By Clive Leviev-Sawyer of the Sofia Globe
Bulgarian Foreign Minister Kristian Vigenin has re-iterated Sofia’s commitment to the South Stream gas pipeline, saying that Bulgaria will do everything possible to ensure that the pipeline is built.
Vigenin is the second senior cabinet figure to offer strong re-assurances to Russia in the wake of the European Parliament’s motion, voted on April 17, which condemned Moscow’s actions in eastern Ukraine and said, among other things, that South Stream should not be built.
Bulgaria’s Economy Minister Dragomir Stoynev offered an impassioned plea on the same day, saying that the project was being sacrificed for political reasons at a time when major European parties are busy campaigning ahead of next month’s European Parliament elections. (The centre-right European People’s Party and the Liberal group in the European Parliament voted in favour of the motion, while the European socialists opposed it.)
Stoynev said that Sofia would not resign itself to losing out on the project, which he described as a strategic one, also saying that Russia was Bulgaria’s strategic partner.

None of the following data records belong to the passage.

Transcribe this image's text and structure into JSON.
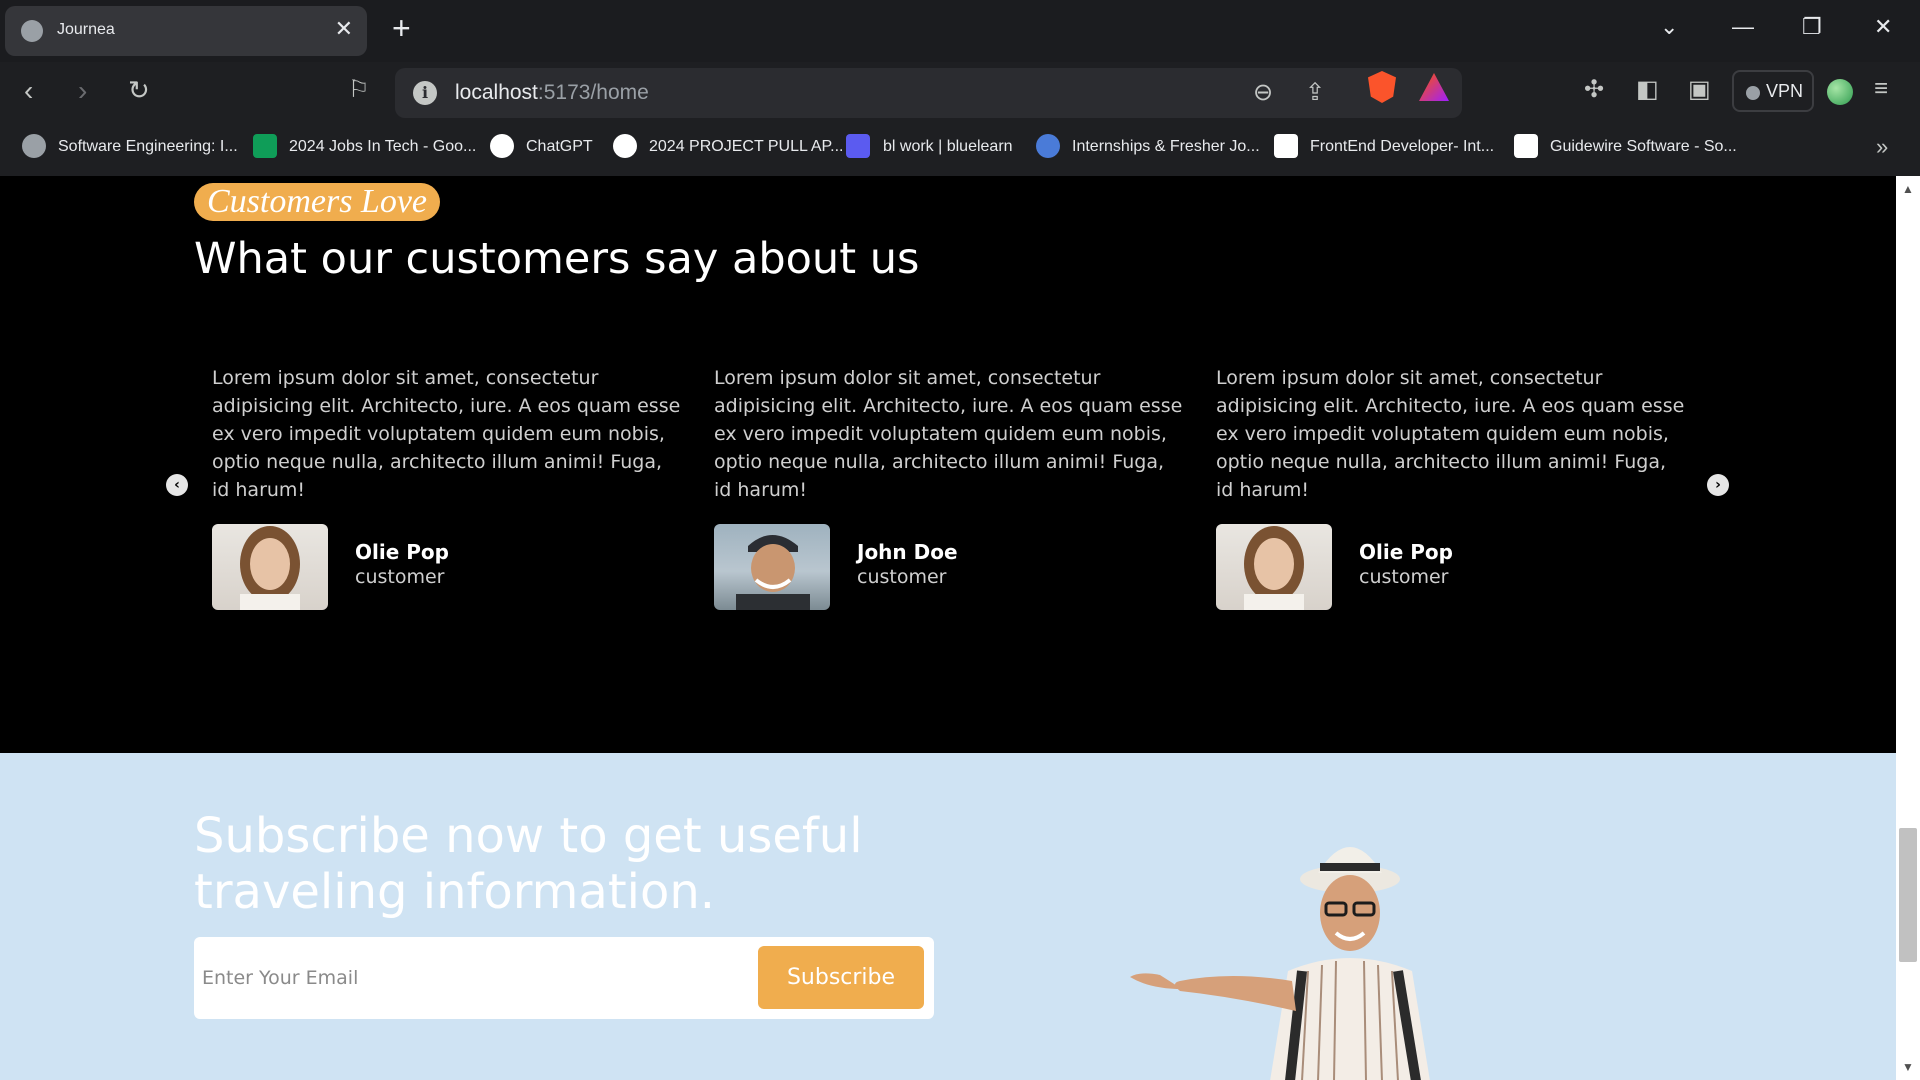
{
  "browser": {
    "tab_title": "Journea",
    "url_host": "localhost",
    "url_rest": ":5173/home",
    "vpn_label": "VPN",
    "bookmarks": [
      {
        "label": "Software Engineering: I...",
        "icon": "globe-icon",
        "color": "#9aa0a6"
      },
      {
        "label": "2024 Jobs In Tech - Goo...",
        "icon": "sheets-icon",
        "color": "#0f9d58"
      },
      {
        "label": "ChatGPT",
        "icon": "chatgpt-icon",
        "color": "#ffffff"
      },
      {
        "label": "2024 PROJECT PULL AP...",
        "icon": "google-icon",
        "color": "#ffffff"
      },
      {
        "label": "bl work | bluelearn",
        "icon": "bluelearn-icon",
        "color": "#5b5bf0"
      },
      {
        "label": "Internships & Fresher Jo...",
        "icon": "rocket-icon",
        "color": "#4a7bd8"
      },
      {
        "label": "FrontEnd Developer- Int...",
        "icon": "w-icon",
        "color": "#ffffff"
      },
      {
        "label": "Guidewire Software - So...",
        "icon": "pen-icon",
        "color": "#ffffff"
      }
    ]
  },
  "testimonials": {
    "badge": "Customers Love",
    "title": "What our customers say about us",
    "cards": [
      {
        "quote": "Lorem ipsum dolor sit amet, consectetur adipisicing elit. Architecto, iure. A eos quam esse ex vero impedit voluptatem quidem eum nobis, optio neque nulla, architecto illum animi! Fuga, id harum!",
        "name": "Olie Pop",
        "role": "customer"
      },
      {
        "quote": "Lorem ipsum dolor sit amet, consectetur adipisicing elit. Architecto, iure. A eos quam esse ex vero impedit voluptatem quidem eum nobis, optio neque nulla, architecto illum animi! Fuga, id harum!",
        "name": "John Doe",
        "role": "customer"
      },
      {
        "quote": "Lorem ipsum dolor sit amet, consectetur adipisicing elit. Architecto, iure. A eos quam esse ex vero impedit voluptatem quidem eum nobis, optio neque nulla, architecto illum animi! Fuga, id harum!",
        "name": "Olie Pop",
        "role": "customer"
      }
    ]
  },
  "subscribe": {
    "title": "Subscribe now to get useful traveling information.",
    "email_placeholder": "Enter Your Email",
    "button_label": "Subscribe"
  },
  "colors": {
    "accent": "#f0ad4e",
    "section_dark": "#000000",
    "subscribe_bg": "#cfe3f3"
  }
}
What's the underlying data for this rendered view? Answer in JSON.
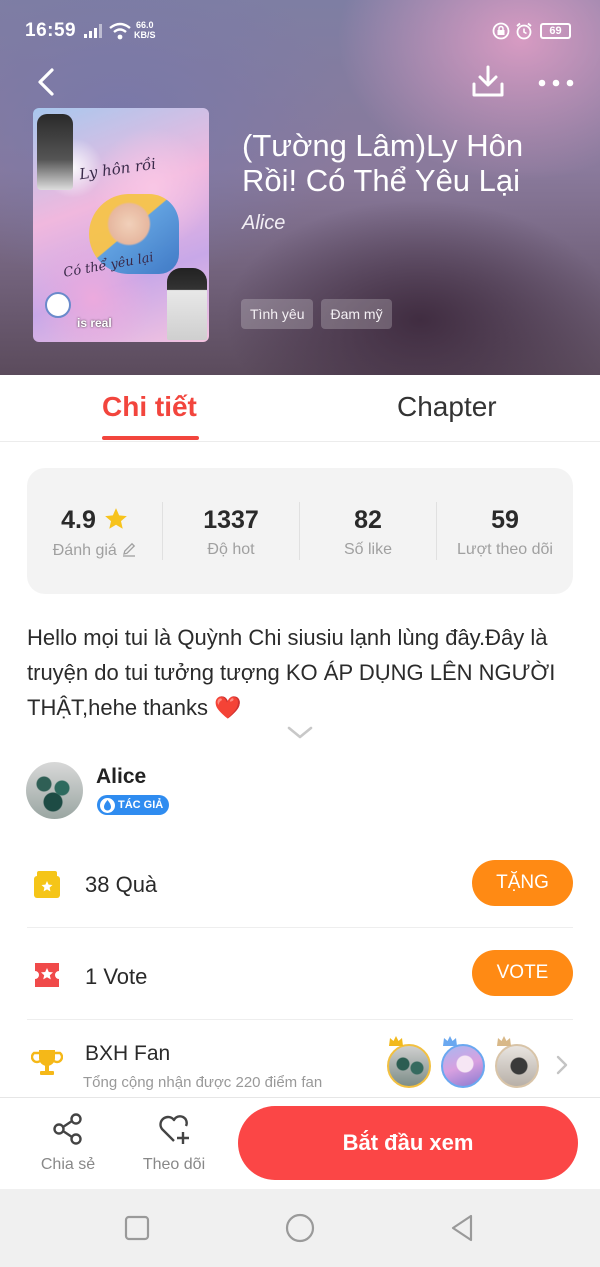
{
  "status_bar": {
    "time": "16:59",
    "network_speed_value": "66.0",
    "network_speed_unit": "KB/S",
    "battery": "69"
  },
  "book": {
    "title": "(Tường Lâm)Ly Hôn Rồi! Có Thể Yêu Lại",
    "author": "Alice",
    "tags": [
      "Tình yêu",
      "Đam mỹ"
    ],
    "cover": {
      "line1": "Ly hôn rồi",
      "line2": "Có thể yêu lại",
      "caption": "is real"
    }
  },
  "tabs": {
    "details": "Chi tiết",
    "chapter": "Chapter",
    "active": "details"
  },
  "stats": {
    "rating": {
      "value": "4.9",
      "label": "Đánh giá"
    },
    "hot": {
      "value": "1337",
      "label": "Độ hot"
    },
    "likes": {
      "value": "82",
      "label": "Số like"
    },
    "followers": {
      "value": "59",
      "label": "Lượt theo dõi"
    }
  },
  "description": "Hello mọi tui là Quỳnh Chi siusiu lạnh lùng đây.Đây là truyện do tui tưởng tượng KO ÁP DỤNG LÊN NGƯỜI THẬT,hehe thanks ❤️",
  "author_card": {
    "name": "Alice",
    "badge": "TÁC GIẢ"
  },
  "gift_row": {
    "label": "38  Quà",
    "button": "TẶNG"
  },
  "vote_row": {
    "label": "1  Vote",
    "button": "VOTE"
  },
  "fan_row": {
    "label": "BXH Fan",
    "sub": "Tổng cộng nhận được 220 điểm fan"
  },
  "bottom_bar": {
    "share": "Chia sẻ",
    "follow": "Theo dõi",
    "start": "Bắt đầu xem"
  },
  "colors": {
    "accent_red": "#f2453d",
    "button_orange": "#ff8a14",
    "start_red": "#fb4646",
    "badge_blue": "#2f8cf0",
    "gift_yellow": "#f5c518",
    "vote_red": "#f04a4a"
  }
}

The government would fight to keep the project alive and had the support of several other EU countries involved in the proposed pipeline, such as Austria, Croatia, Greece, Italy and Slovenia, Stoynev told reporters at a news conference.
“South Stream will be one of the main factors of economic growth this year. If we start construction [this year], then we expect economic growth to reach two per cent. Otherwise, we will have to give up on 5000 new jobs and contracts for Bulgarian firms, we will have to give up secure deliveries of natural gas to Bulgaria,” he said.
Unlike his fellow minister, Vigenin sought to downplay the importance of the European Parliament’s motion, saying that it was “an emotional expression of the MEPs’ desire to accomplish the rapid stabilisation of Ukraine,” as quoted by Bulgarian news agency BTA.
He said that the South Stream pipeline – heavily promoted by the Kremlin as a means to bypass Ukraine as a gas transit country – was not Ukraine’s biggest problem, nor was it the biggest problem in the relationship between Russia and the EU.
Vigenin also said that the South Stream project had the support of both the government and the opposition, a point he brought up again in a separate interview with Russian news agency Itar-Tass. (Bulgaria’s main opposition party, GERB, has indeed said that it is in favour of building the pipeline, but only if it meets the EU regulations, and has opposed the recently-tabled legislative amendments that would exempt South Stream from the provisions of the EU Third Energy Package rules.)
“Regardless of our desire to help stabilise Ukraine, we see that the situation there is unlikely to be calm in the long term. Bulgaria and a number of other EU member states should not be held hostage of this lack of stability,” Vigenin told Itar-Tass.
(Bulgarian Foreign Minister Kristian Vigenin. Photo: mfa.bg)